As I read this Sunday’s OT lesson (2 Kings 5:1-3, 7-15c), I find myself wondering what real evangelism looks like. It’s the story of Naaman, the Aramean commander who comes to Israel to be healed of his leprosy. Naaman had everything—status, wealth, career, future, power—but he also had this terrible, ostracizing disease. His leprosy was the one thing that stood between him and “the good life.” Elisha gives him a remedy, which Naaman initial rejects but eventually endures. And, of course, the disease is lifted, but it’s Naaman’s response to the cure that catches me.
As this part of the story ends, the author writes, “Then he returned to the man of God, he and all his company; he came and stood before him and said, ‘Now I know that there is no God in all the earth except in Israel.’” It doesn’t get much bigger than that.
Here is a statement of faith. It’s new. It’s clear. It’s unambiguous. And how did he get there? How did dipping in the Jordan River seven times lead to this almost baptismal confession?
Naaman associated Israel with God. Elisha and all the people with him were identified as servants of Yahweh. They were inseparable. And, in that ancient culture, gods were thought to live in particular places and rule over particular people. In other words, Israel was God’s home, while Aram was home to other deities. So, when Naaman came over to see Elisha, he was already making a trip to another religious culture. And, when the healing happened, his association between the gift and God was automatic.
A man with a problem that is keeping him from the “good life.” A solution that is associated with God. Faith ensues. That’s not a bad strategy for evangelism.
How might we so clearly and powerfully live into our identity as Christians that “strangers” automatically make the connection between the good things that happen around us and God? I’m told that the Mormons are particularly attractive to new converts because their family life is so appealing. As I found out when I wanted to play with my childhood friend, Sundays are for family time. Period. The blessing that is a loving family gets associated with a religious practice, and evangelism happens.
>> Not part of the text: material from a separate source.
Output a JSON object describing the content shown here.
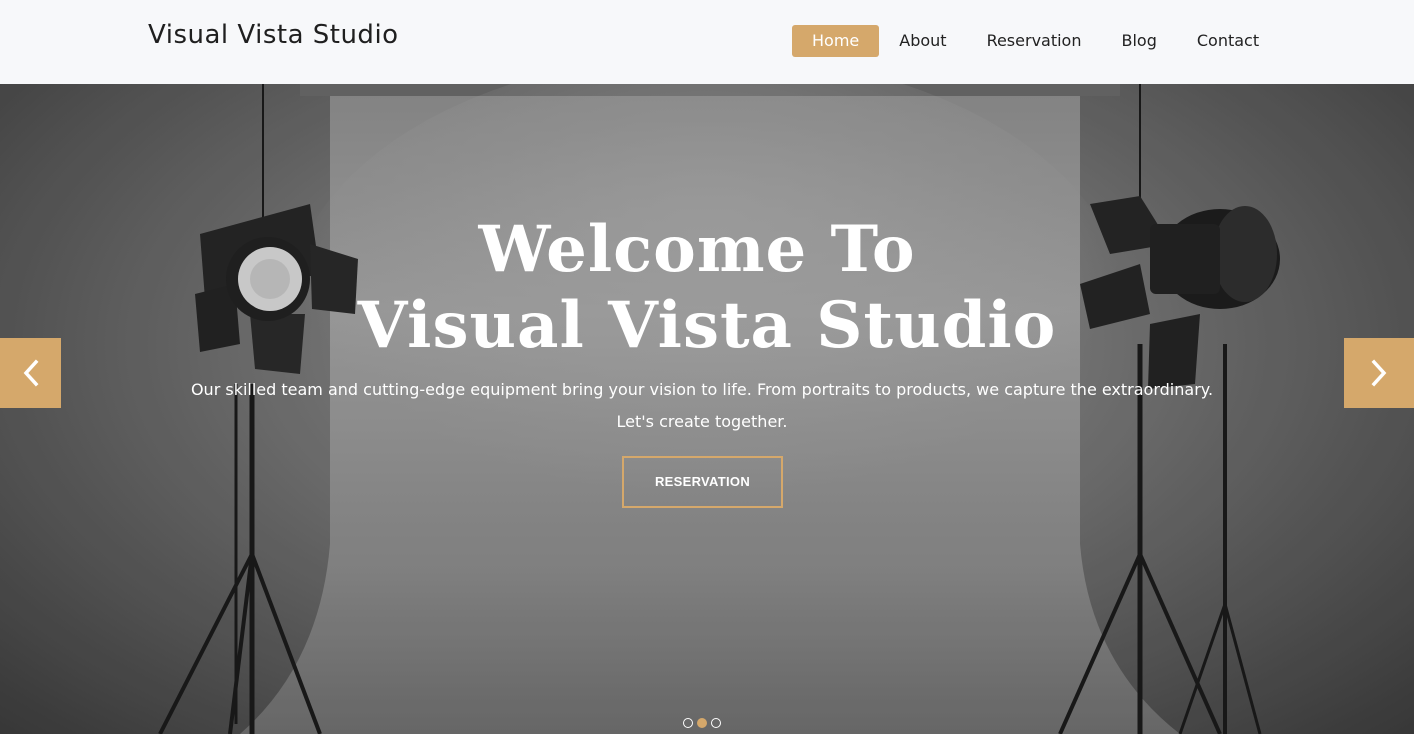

What is the missing link in the lives of the people we want to reach? Quit thinking about outreach as helping poor people, and start thinking about it as evangelism. What do people need? What do they want? Is it healing? Is it security? Is it peace? Is it love? How might we give that to the world in so clear a way that people see it happen and say, “Now I know that God is God, and I want to be a part of that?” How might our churches do such a good and public job of meeting the needs of the world that people are drawn to faith?